A new paper (pre-print version): Gurdgiev, Constantin, and Jiagi, Li, The Journey of a thousand miles: a decade of impact of foreign shareholders on the performance of the Chinese commercial banks (April 25, 2021). Handbook of Banking and Finance in Emerging Markets, eds. D. K. Nguyen, Edward Elgar Publishing, August 2021, forthcoming., Available at SSRN: https://papers.ssrn.com/sol3/papers.cfm?abstract_id=3834020.

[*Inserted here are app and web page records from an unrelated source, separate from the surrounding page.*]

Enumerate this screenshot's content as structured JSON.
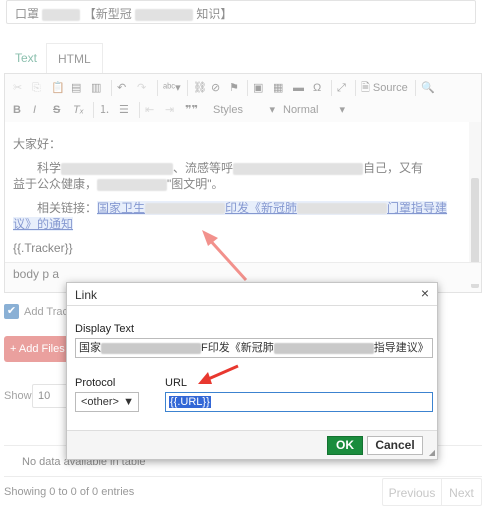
{
  "form": {
    "title_prefix": "口罩",
    "title_mid": "【新型冠",
    "title_suffix": "知识】"
  },
  "tabs": [
    {
      "label": "Text"
    },
    {
      "label": "HTML"
    }
  ],
  "toolbar": {
    "source_label": "Source",
    "styles_label": "Styles",
    "format_label": "Normal"
  },
  "editor": {
    "greeting": "大家好：",
    "para1_a": "科学",
    "para1_b": "、流感等呼",
    "para1_c": "自己，又有",
    "para1_d": "益于公众健康，",
    "para1_e": "\"图文明\"。",
    "link_prefix": "相关链接：",
    "link_a": "国家卫生",
    "link_b": "印发《新冠肺",
    "link_c": "门罩指导建",
    "link_d": "议》的通知",
    "tracker": "{{.Tracker}}",
    "path": "body  p  a"
  },
  "page": {
    "add_tracking_label": "Add Track",
    "add_files_label": "+ Add Files",
    "show_label": "Show",
    "show_value": "10",
    "no_data": "No data available in table",
    "showing": "Showing 0 to 0 of 0 entries",
    "prev_label": "Previous",
    "next_label": "Next"
  },
  "dialog": {
    "title": "Link",
    "close_symbol": "×",
    "display_text_label": "Display Text",
    "display_text_a": "国家",
    "display_text_b": "F印发《新冠肺",
    "display_text_c": "指导建议》",
    "protocol_label": "Protocol",
    "protocol_value": "<other>",
    "url_label": "URL",
    "url_value": "{{.URL}}",
    "ok_label": "OK",
    "cancel_label": "Cancel"
  },
  "colors": {
    "accent_green": "#1a8c3d",
    "annotation_red": "#e8382f",
    "add_files_red": "#d9534f",
    "selection_blue": "#3367d6"
  }
}
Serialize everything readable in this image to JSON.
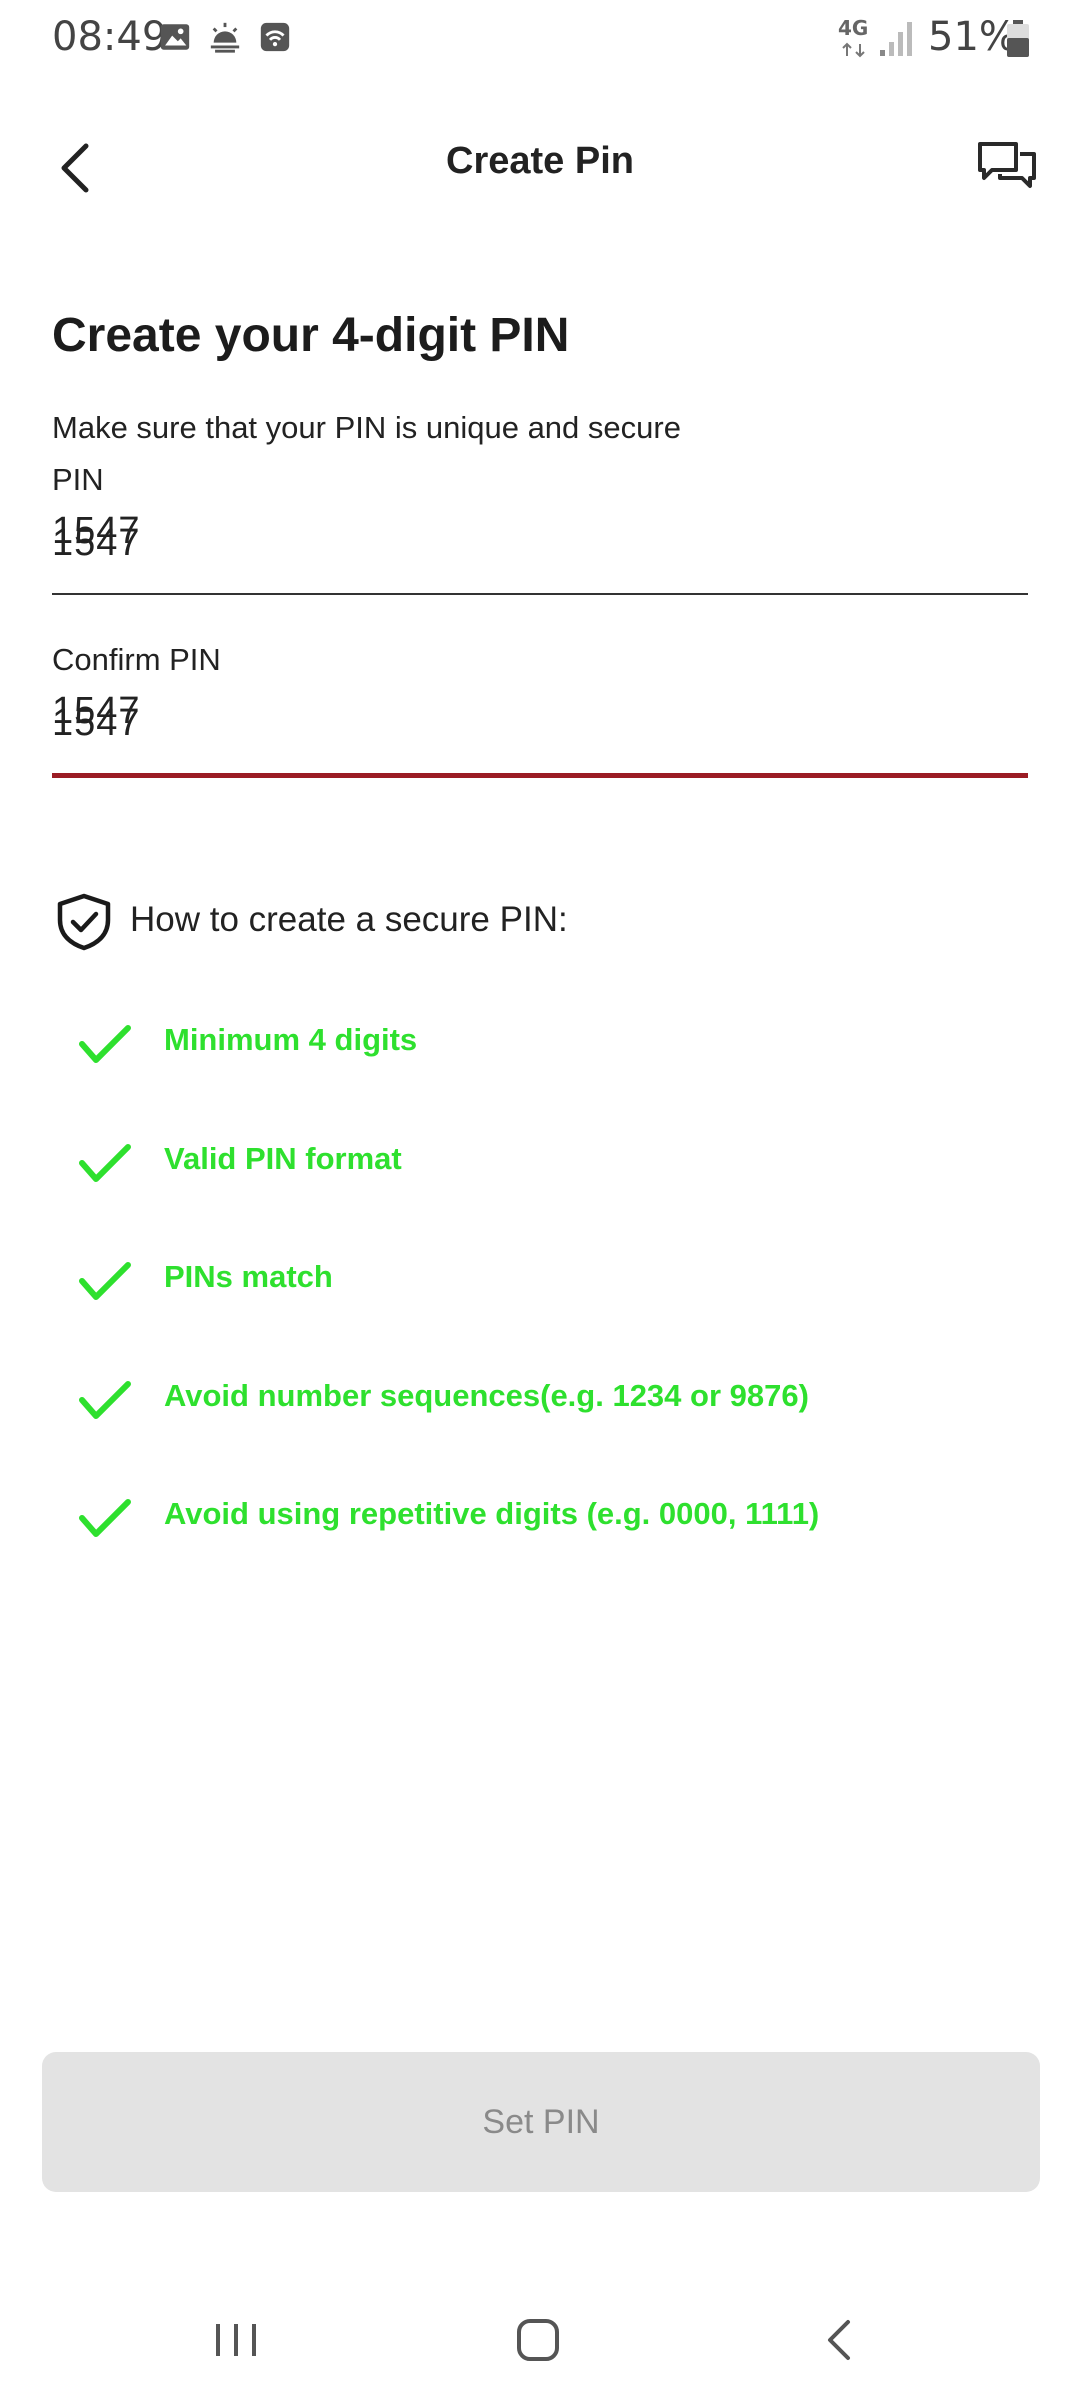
{
  "status_bar": {
    "time": "08:49",
    "network": "4G",
    "battery": "51%"
  },
  "header": {
    "title": "Create Pin"
  },
  "main": {
    "heading": "Create your 4-digit PIN",
    "subtitle": "Make sure that your PIN is unique and secure",
    "pin_label": "PIN",
    "pin_value": "1547",
    "confirm_label": "Confirm PIN",
    "confirm_value": "1547"
  },
  "tips": {
    "title": "How to create a secure PIN:",
    "items": [
      "Minimum 4 digits",
      "Valid PIN format",
      "PINs match",
      "Avoid number sequences(e.g. 1234 or 9876)",
      "Avoid using repetitive digits (e.g. 0000, 1111)"
    ]
  },
  "button": {
    "label": "Set PIN"
  },
  "colors": {
    "accent_red": "#9b1c24",
    "success_green": "#2ee02e",
    "disabled_bg": "#e3e3e3",
    "disabled_text": "#8a8a8a"
  }
}
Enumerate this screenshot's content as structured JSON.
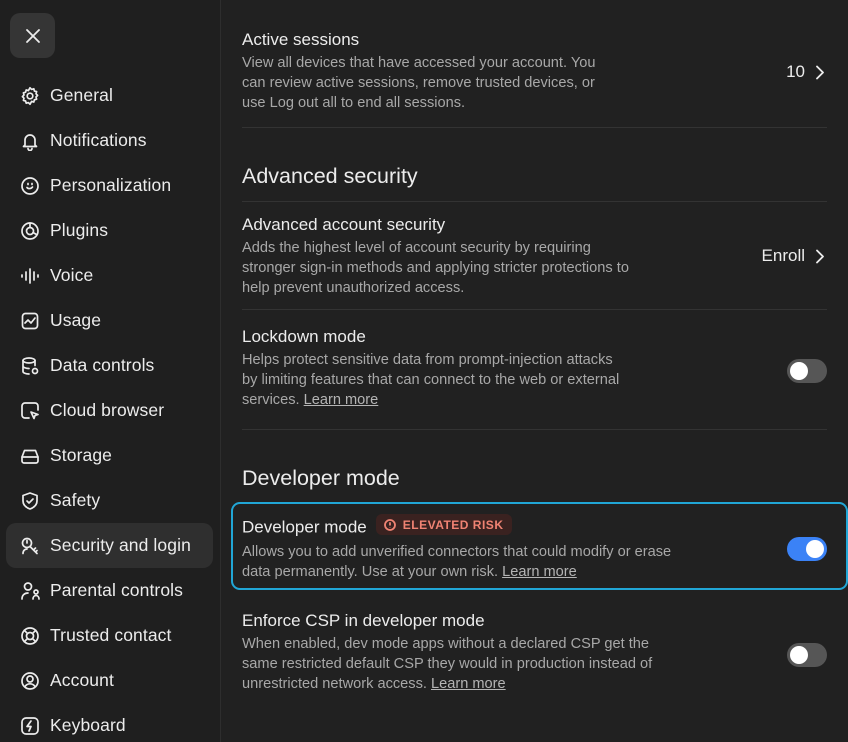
{
  "sidebar": {
    "items": [
      {
        "label": "General",
        "icon": "gear-icon"
      },
      {
        "label": "Notifications",
        "icon": "bell-icon"
      },
      {
        "label": "Personalization",
        "icon": "personalization-icon"
      },
      {
        "label": "Plugins",
        "icon": "plugins-icon"
      },
      {
        "label": "Voice",
        "icon": "voice-waveform-icon"
      },
      {
        "label": "Usage",
        "icon": "usage-chart-icon"
      },
      {
        "label": "Data controls",
        "icon": "database-icon"
      },
      {
        "label": "Cloud browser",
        "icon": "cloud-browser-icon"
      },
      {
        "label": "Storage",
        "icon": "storage-drive-icon"
      },
      {
        "label": "Safety",
        "icon": "shield-check-icon"
      },
      {
        "label": "Security and login",
        "icon": "security-key-icon"
      },
      {
        "label": "Parental controls",
        "icon": "parental-controls-icon"
      },
      {
        "label": "Trusted contact",
        "icon": "lifebuoy-icon"
      },
      {
        "label": "Account",
        "icon": "account-icon"
      },
      {
        "label": "Keyboard",
        "icon": "keyboard-bolt-icon"
      }
    ],
    "active": "Security and login"
  },
  "main": {
    "active_sessions": {
      "title": "Active sessions",
      "desc": "View all devices that have accessed your account. You can review active sessions, remove trusted devices, or use Log out all to end all sessions.",
      "value": "10"
    },
    "advanced_security": {
      "section_title": "Advanced security",
      "account_security": {
        "title": "Advanced account security",
        "desc": "Adds the highest level of account security by requiring stronger sign-in methods and applying stricter protections to help prevent unauthorized access.",
        "action": "Enroll"
      },
      "lockdown": {
        "title": "Lockdown mode",
        "desc": "Helps protect sensitive data from prompt-injection attacks by limiting features that can connect to the web or external services.",
        "link": "Learn more",
        "enabled": false
      }
    },
    "developer": {
      "section_title": "Developer mode",
      "dev_mode": {
        "title": "Developer mode",
        "badge": "ELEVATED RISK",
        "desc": "Allows you to add unverified connectors that could modify or erase data permanently. Use at your own risk.",
        "link": "Learn more",
        "enabled": true
      },
      "csp": {
        "title": "Enforce CSP in developer mode",
        "desc": "When enabled, dev mode apps without a declared CSP get the same restricted default CSP they would in production instead of unrestricted network access.",
        "link": "Learn more",
        "enabled": false
      }
    }
  },
  "colors": {
    "accent_toggle": "#3b82f6",
    "highlight_border": "#21a6d6",
    "badge_text": "#f08373"
  }
}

We analyze the impact of foreign shareholdings on the performance of 28 Chinese commercial banks over a period of 2010-2019, capturing the period prior to and following the reforms of 2014. Using panel data GMM with instrumental variables, we consider bank performance from three perspectives: profitability, quality of assets and liquidity. The individual performance indicators are return on equity (ROE), non-performing loan (NPL) ratio, loan-to-deposit ratio, and loan loss coverage ratio. We find that foreign shareholdings have a significant negative impact on ROE. Increase in foreign investment is coincident with growth in the size of Chinese commercial banks in terms of assets that is faster than the increases in the banks’ return on capital. These findings are intuitively justified: if foreign investors increase banks’ appetite for growth, growth in assets under management will tend to outpace growth in returns on assets in the earlier stages of new investments. From the quality perspective, we show that banks’ NPL ratio is negatively correlated with foreign shareholdings and the correlation is significant both statistically and empirically. NPL ratios fall in the banks with more foreign participation. This result stands contrasted by the fact that some foreign investors (activist and hedge funds), seek to invest in Chinese listed banks with higher NPLs. In terms of liquidity performance, foreign share ownership has a significant negative influence on banks’ loan-to-deposit ratio. Loan loss coverage ratio significantly increases, along with the increasing foreign participation in Chinese commercial banks shareholdings. Combined, these effects suggest significant positive twin effect of foreign shareholdings on Chinese commercial banks risk profiles. As the result, Chinese banks with higher foreign shareholdings are better prepared to sustain losses from bad loans and state risks and have lower risk exposures to bad loans. The combined effects of our findings strongly suggest that Chinese banks’ ROE can be expected to pick up in the near future with further financial opening in the sector and the greater involvement of foreign investors that comes along with it.